TASK DIRECTIONS
Once you have checked the records that follow, state how many of their lines hold "Creator", giving the number only.

Start of GIVEN INFORMATION

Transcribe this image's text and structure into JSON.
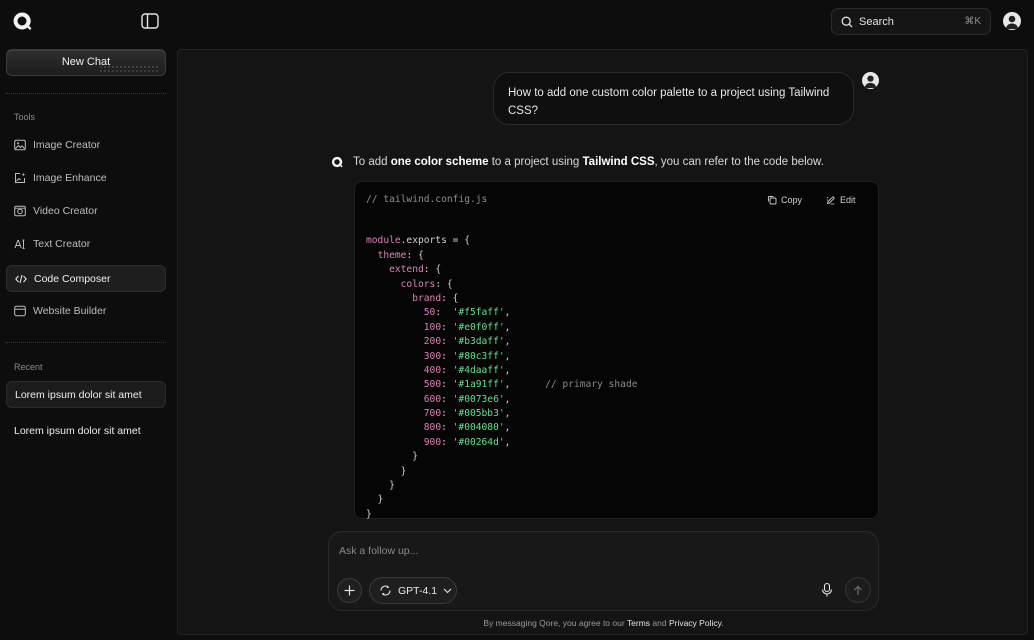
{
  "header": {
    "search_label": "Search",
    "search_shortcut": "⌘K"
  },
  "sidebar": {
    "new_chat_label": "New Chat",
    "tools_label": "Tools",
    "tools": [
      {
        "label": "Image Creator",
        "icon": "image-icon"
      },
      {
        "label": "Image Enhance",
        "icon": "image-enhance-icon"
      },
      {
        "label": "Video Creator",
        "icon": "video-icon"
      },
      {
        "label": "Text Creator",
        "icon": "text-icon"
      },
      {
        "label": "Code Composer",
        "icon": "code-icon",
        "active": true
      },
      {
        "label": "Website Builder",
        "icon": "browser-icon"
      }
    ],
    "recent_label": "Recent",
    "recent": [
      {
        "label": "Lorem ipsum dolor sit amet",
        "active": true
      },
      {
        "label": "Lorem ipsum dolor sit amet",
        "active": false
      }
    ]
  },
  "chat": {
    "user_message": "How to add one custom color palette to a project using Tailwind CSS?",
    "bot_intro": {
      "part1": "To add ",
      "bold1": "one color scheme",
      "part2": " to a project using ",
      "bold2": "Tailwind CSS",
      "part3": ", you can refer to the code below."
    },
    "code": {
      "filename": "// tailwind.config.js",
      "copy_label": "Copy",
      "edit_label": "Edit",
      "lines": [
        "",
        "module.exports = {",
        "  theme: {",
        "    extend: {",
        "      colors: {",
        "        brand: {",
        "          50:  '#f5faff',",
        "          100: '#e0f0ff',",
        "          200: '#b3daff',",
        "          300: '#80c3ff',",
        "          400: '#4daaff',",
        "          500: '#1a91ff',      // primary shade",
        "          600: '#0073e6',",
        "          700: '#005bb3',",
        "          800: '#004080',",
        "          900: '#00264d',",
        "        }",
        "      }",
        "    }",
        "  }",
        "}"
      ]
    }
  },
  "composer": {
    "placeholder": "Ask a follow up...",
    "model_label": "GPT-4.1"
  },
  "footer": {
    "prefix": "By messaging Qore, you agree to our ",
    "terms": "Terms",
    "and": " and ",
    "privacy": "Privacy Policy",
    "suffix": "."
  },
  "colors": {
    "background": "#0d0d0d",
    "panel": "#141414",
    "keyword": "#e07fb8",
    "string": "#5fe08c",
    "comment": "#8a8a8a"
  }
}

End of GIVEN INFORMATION

RESULT
3